*Your assignment*:
Check every line below for the string "Free". Copy the ones that have it.

*Record extracts*:
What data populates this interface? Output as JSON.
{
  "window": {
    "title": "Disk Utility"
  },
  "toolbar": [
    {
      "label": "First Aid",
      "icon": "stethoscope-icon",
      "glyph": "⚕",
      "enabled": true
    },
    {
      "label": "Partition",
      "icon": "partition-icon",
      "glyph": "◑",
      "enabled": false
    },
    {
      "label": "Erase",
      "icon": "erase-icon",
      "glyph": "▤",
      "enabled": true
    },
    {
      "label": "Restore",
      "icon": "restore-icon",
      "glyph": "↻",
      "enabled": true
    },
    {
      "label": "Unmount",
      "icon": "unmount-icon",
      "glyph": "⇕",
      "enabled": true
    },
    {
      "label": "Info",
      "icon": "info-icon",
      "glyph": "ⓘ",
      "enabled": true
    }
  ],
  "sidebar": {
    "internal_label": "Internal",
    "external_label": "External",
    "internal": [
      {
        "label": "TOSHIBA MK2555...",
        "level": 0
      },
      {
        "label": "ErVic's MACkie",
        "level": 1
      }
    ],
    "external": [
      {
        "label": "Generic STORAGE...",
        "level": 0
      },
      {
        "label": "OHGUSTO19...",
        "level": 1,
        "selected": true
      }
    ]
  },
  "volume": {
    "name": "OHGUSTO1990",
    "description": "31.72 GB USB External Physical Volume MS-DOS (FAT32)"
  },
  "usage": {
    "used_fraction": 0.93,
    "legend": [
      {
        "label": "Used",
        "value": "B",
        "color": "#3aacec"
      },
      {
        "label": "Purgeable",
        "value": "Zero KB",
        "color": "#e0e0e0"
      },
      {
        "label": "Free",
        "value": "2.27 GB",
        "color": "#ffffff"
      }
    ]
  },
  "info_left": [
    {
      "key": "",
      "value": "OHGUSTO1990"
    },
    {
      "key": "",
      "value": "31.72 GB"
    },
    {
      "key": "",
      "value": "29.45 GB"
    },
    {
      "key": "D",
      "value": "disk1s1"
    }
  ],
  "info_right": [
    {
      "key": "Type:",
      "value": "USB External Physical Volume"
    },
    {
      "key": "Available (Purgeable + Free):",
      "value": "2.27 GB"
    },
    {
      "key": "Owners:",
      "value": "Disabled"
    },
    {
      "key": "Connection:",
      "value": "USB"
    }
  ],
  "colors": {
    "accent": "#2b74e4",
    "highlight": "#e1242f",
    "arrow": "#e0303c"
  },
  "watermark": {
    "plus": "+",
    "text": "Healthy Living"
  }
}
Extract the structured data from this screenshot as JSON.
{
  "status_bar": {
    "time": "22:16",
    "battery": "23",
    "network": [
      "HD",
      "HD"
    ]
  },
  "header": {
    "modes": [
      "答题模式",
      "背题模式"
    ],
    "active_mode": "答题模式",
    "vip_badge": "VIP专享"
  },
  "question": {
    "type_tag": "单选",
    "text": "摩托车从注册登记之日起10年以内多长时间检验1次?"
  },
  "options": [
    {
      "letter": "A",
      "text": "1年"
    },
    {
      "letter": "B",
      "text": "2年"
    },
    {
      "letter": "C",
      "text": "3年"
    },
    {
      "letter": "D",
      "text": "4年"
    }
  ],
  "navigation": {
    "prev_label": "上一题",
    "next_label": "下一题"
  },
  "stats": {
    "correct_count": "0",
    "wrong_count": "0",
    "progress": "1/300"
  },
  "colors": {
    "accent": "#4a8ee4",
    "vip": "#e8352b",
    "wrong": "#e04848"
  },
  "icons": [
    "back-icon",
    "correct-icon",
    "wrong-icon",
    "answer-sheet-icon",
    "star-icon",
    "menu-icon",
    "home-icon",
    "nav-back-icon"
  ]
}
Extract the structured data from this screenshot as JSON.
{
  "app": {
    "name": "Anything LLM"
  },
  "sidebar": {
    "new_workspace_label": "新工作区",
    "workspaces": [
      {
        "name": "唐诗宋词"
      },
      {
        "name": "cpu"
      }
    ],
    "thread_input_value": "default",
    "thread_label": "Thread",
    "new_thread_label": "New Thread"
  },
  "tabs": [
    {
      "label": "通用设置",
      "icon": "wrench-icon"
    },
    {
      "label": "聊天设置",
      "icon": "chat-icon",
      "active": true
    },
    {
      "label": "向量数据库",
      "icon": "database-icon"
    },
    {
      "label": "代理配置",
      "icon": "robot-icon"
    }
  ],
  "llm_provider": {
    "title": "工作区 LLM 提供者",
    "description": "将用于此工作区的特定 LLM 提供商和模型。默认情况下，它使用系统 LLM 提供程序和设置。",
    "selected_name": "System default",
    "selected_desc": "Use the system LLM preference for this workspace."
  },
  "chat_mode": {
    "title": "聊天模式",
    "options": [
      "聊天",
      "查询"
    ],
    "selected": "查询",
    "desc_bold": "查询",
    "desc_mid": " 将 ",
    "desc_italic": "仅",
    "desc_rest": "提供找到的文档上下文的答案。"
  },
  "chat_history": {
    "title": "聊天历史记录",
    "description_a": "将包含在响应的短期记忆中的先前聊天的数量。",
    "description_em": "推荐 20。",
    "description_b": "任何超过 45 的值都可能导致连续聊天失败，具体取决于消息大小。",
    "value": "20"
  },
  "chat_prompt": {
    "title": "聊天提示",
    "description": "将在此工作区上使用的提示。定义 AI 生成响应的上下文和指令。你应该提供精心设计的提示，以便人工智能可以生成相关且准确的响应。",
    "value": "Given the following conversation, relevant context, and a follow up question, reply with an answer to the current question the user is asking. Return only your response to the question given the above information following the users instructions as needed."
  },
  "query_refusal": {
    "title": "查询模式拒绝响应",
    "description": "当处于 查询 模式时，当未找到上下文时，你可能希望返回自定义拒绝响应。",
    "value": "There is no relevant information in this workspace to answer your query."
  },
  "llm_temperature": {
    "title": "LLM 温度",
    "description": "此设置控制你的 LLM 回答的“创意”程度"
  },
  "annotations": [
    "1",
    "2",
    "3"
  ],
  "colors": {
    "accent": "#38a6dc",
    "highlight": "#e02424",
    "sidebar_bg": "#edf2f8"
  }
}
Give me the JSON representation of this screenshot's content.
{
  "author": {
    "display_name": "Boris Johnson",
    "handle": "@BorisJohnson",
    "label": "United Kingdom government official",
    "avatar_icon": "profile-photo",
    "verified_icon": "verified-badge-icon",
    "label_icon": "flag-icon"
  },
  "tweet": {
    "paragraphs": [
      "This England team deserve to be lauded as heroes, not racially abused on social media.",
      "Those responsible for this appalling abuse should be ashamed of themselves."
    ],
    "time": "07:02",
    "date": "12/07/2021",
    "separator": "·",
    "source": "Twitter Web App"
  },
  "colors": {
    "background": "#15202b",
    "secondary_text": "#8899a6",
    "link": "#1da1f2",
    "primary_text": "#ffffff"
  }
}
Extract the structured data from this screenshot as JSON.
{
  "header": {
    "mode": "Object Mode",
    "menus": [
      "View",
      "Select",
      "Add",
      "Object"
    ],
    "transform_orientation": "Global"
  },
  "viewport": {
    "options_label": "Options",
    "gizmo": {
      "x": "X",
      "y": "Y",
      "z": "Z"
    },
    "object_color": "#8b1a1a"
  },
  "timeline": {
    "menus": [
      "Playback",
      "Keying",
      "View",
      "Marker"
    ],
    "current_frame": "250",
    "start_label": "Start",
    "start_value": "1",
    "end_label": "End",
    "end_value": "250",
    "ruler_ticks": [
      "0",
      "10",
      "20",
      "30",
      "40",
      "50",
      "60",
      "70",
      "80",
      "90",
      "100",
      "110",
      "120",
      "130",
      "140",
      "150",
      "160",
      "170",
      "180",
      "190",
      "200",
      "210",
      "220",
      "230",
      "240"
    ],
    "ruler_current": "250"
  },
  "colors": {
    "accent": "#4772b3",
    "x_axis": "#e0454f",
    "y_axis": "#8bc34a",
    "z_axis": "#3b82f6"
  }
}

*Response to this task*:
        "label": "Free",
      "key": "Available (Purgeable + Free):",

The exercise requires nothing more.